Exercise objective
Below are some records; work out how many of their lines contain "from" and give the number only.

[Data about app and page elements]
---------------
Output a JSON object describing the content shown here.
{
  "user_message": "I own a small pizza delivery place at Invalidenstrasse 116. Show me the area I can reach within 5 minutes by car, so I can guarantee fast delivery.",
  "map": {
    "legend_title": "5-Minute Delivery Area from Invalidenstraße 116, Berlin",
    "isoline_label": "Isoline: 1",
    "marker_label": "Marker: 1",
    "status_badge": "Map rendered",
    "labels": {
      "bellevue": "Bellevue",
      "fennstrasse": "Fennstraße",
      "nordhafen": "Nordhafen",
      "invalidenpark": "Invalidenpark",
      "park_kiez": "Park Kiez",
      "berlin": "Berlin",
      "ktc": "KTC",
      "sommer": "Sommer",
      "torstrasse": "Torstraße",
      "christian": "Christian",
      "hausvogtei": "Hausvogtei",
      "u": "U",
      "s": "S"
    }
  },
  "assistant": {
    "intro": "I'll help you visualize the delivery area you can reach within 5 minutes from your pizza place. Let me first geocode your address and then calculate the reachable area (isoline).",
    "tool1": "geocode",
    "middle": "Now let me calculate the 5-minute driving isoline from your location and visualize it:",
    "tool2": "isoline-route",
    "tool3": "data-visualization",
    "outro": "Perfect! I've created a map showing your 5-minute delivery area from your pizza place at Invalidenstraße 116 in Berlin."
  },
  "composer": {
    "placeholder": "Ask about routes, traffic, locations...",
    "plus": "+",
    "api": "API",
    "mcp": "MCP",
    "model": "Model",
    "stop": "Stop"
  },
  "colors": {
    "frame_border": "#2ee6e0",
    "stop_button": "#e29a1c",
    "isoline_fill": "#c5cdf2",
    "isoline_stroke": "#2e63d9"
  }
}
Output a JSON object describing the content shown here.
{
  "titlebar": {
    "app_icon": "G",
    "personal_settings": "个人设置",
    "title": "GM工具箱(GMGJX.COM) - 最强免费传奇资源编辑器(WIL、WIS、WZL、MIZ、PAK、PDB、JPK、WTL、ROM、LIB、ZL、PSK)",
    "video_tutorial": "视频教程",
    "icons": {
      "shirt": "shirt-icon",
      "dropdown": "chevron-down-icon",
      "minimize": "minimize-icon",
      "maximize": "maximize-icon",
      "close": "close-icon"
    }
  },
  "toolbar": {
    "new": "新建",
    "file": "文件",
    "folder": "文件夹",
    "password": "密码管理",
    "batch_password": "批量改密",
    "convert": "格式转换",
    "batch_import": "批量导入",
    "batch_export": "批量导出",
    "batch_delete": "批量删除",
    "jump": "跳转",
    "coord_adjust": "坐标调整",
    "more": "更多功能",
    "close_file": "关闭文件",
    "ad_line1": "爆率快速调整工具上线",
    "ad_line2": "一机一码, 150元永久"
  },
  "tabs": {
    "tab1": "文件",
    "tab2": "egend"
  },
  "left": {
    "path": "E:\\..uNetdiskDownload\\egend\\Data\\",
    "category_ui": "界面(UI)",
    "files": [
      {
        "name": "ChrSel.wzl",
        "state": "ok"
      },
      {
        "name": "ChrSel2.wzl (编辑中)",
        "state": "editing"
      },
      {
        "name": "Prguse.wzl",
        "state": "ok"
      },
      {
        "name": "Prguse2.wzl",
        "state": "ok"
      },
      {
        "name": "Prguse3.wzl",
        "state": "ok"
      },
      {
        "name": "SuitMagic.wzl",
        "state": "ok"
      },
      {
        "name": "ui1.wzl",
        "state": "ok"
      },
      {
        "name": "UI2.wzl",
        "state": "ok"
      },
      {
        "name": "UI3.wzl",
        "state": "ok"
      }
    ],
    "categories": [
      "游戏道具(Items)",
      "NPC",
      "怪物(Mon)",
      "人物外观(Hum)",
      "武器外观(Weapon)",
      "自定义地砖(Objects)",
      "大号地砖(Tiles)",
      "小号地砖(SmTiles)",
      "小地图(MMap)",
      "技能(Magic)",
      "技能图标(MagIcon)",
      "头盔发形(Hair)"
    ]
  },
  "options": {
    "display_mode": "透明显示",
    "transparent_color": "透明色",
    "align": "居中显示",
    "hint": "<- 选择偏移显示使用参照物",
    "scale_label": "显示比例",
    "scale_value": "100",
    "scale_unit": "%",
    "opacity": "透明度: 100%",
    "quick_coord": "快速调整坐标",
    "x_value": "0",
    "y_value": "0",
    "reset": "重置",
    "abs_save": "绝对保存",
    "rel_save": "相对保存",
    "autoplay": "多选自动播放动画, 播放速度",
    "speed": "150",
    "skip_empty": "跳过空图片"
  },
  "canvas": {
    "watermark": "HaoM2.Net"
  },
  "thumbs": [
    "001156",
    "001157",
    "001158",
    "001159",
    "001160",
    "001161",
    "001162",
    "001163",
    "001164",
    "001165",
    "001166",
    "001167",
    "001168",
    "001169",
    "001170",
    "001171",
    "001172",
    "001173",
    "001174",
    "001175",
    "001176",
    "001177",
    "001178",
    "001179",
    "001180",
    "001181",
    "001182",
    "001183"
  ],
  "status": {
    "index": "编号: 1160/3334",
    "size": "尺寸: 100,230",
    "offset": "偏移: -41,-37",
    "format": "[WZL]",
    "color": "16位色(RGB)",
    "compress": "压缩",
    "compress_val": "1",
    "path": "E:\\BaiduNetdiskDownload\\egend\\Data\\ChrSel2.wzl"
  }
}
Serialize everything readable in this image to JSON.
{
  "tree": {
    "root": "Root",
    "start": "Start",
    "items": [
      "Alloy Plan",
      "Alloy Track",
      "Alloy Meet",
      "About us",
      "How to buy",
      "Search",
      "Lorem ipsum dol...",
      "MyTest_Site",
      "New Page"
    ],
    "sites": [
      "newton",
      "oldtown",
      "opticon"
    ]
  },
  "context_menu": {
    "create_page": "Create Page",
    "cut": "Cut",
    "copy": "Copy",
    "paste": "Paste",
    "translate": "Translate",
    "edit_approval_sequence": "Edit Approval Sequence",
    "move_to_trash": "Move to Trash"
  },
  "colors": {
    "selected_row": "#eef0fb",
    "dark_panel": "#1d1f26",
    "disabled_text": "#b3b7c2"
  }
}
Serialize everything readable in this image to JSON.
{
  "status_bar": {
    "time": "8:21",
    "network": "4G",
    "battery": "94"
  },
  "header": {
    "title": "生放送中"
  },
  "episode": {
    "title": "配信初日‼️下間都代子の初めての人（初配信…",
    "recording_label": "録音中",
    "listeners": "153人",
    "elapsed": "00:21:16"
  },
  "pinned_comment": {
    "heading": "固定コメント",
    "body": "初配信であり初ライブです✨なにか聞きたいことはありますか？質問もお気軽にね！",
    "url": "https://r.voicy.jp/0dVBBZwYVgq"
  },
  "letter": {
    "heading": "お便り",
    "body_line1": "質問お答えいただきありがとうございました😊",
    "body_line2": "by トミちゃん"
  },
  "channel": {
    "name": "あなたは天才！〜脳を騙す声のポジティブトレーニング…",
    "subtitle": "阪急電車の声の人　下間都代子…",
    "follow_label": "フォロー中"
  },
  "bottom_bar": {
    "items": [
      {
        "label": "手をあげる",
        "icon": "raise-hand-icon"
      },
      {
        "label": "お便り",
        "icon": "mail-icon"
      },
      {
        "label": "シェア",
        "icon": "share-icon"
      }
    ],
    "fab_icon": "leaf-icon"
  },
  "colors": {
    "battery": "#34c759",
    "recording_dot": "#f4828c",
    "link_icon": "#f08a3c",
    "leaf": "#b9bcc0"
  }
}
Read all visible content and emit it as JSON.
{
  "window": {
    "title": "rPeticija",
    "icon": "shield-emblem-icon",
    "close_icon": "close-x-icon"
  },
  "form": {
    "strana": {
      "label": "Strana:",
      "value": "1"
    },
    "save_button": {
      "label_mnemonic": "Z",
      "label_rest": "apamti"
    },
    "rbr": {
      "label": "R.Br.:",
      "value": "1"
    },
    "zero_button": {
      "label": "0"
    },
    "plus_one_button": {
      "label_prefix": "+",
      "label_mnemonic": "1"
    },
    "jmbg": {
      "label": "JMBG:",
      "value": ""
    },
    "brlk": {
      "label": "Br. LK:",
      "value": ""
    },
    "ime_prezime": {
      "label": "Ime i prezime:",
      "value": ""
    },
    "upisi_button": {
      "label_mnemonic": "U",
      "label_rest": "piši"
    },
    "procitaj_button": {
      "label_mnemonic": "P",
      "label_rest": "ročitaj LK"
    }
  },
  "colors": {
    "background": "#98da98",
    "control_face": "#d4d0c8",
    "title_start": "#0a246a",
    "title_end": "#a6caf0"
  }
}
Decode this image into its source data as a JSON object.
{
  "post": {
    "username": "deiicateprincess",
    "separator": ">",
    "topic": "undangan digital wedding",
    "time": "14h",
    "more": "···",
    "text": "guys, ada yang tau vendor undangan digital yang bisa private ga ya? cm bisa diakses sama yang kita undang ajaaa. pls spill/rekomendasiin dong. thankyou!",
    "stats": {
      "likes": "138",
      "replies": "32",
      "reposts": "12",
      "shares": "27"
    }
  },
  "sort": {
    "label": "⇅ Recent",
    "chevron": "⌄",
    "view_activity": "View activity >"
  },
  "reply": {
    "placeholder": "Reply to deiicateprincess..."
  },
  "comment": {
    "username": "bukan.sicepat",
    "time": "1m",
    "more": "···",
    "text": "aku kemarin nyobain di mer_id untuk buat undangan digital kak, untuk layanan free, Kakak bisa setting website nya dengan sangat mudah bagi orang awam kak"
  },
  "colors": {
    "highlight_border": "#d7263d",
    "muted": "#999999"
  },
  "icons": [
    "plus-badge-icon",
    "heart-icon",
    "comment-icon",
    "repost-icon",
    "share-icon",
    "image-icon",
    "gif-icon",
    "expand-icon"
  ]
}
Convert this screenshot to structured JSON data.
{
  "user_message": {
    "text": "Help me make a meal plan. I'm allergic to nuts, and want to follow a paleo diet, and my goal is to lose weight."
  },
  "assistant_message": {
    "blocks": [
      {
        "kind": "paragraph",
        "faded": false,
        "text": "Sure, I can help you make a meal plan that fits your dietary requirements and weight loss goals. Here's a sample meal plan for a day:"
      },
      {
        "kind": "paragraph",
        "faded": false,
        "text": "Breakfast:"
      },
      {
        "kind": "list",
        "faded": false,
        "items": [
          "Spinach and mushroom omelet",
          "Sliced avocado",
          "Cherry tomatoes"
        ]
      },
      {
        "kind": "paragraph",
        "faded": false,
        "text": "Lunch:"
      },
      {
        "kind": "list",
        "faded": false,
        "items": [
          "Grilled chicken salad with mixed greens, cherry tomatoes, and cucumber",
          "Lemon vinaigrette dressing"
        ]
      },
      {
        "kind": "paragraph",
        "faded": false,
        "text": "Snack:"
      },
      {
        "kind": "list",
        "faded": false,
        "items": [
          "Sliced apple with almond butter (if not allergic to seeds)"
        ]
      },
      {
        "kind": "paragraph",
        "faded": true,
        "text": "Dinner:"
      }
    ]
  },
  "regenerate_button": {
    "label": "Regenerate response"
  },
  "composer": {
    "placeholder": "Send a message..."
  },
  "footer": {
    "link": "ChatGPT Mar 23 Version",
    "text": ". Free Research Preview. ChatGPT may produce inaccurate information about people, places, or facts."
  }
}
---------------
Solution to this exercise
4